For years, the exam had been developed and provided to states, for a fee, by the GED Testing Service, a unit within the American Council on Education, a national nonprofit organization. But this year, the GED Testing Service was acquired by Pearson PLC, a for-profit organization based in the United Kingdom. Pearson has announced changes to the exam, planned for 2014, that will roughly double its price and could limit its access. New York State, which currently fully funds the price of the exam, would, using its current budget, only be able to test roughly half of those who now take the test each year.

Improving and modernizing the exam's content is a valuable goal. Yet we cannot afford to have fewer people attain their equivalency diploma. As a large corporate entity, Pearson has strong lobbying abilities and relationships with public education officials, whom it has sent on trips to England, Finland, Singapore and Brazil. Pearson has the power to influence public policy and budgeting in both the testing and preparation aspects of the GED. As such, we should be sure to turn our attention not only to the proposed changes in the content of the exam, but the shifts in how our governments support people looking to use the GED test—or an alternative pathway—as a second chance to succeed in education and careers. We cannot allow the state to decrease the number of GED test-takers or push the increased cost of the test onto its consumers, who tend to be low-income individuals struggling to get ahead.

We must take steps to ensure that New Yorkers do not become victims to a private corporation's monopoly over a product that is largely a public good.

State and city officials should consider engaging in a sustained effort to get as many people as possible to pass the existing GED before 2014. Today, there are 159,000 people in the state who have taken the exam but not yet passed all sections. The sections they have passed already will be voided by 2014, so we have an opportunity to get them through the exam now.

Historically, many of these adults seek to pass the exam before it changes, creating a test-taker surge that strains the city's already strapped GED system. A coordinated effort is needed to increase public awareness, reach potential GED candidates, maximize GED testing and position New York City ahead of the curve in responding to the new GED challenge.

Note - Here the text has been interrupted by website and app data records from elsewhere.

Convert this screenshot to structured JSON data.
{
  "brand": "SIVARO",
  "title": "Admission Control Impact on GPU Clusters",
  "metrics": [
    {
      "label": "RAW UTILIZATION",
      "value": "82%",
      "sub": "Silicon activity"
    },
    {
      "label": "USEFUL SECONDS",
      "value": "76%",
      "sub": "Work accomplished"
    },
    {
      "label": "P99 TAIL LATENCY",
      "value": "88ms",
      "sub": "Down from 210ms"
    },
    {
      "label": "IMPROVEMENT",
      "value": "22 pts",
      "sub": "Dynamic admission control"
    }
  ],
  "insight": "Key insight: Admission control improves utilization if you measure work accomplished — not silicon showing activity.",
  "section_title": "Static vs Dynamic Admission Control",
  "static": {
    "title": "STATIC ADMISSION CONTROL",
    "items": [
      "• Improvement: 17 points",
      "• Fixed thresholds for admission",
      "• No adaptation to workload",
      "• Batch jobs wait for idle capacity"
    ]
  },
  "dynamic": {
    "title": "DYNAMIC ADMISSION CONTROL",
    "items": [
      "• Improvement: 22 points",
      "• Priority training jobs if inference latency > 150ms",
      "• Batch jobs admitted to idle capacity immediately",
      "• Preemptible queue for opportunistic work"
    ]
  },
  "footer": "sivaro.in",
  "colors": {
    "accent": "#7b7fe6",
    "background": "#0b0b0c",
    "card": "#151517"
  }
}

We've all seen scary signs on the subway warning us to stay away from sugary sodas or an extra beer. How about some positive messages to get your GED? Such an effort must include funds to promote and offer GED programs in community-based organizations, schools, libraries and community colleges so we don't send people to programs that are too full to serve them.

We should also explore alternatives to Pearson. There are other ways to achieve a high school equivalency diploma than the GED, and we cannot afford to put all of our eggs in the basket of a policy tool that is now controlled by private interests.

New York City's high schools already have an exam-based exit requirement in the Regents exams. Could the five standard Regents exams be tailored into one test for high school equivalency? Are there other assessments used locally or nationally that might serve as good alternatives?

We should invest in examining these options. And if we do decide to encourage one of these alternatives, we should ensure that the organizations that prepare and test individuals for the GED receive support to build their capacity to offer these assessments.

Ensuring that all individuals have the opportunity to earn an equivalency diploma needs to be a priority for our current administrations and for those candidates who seek to run in future elections. New York City's voters agree. In CSS's latest annual survey, six out of ten New Yorkers said they were personally willing to pay more taxes to spend more on programs to give young adults who have left school a chance to earn a high school diploma or GED.

Our economy cannot support large numbers of uncredentialed individuals—we need their contributions if this recovery is to be real. Investing in the skills that will allow them to attend college and get good jobs is smart policy.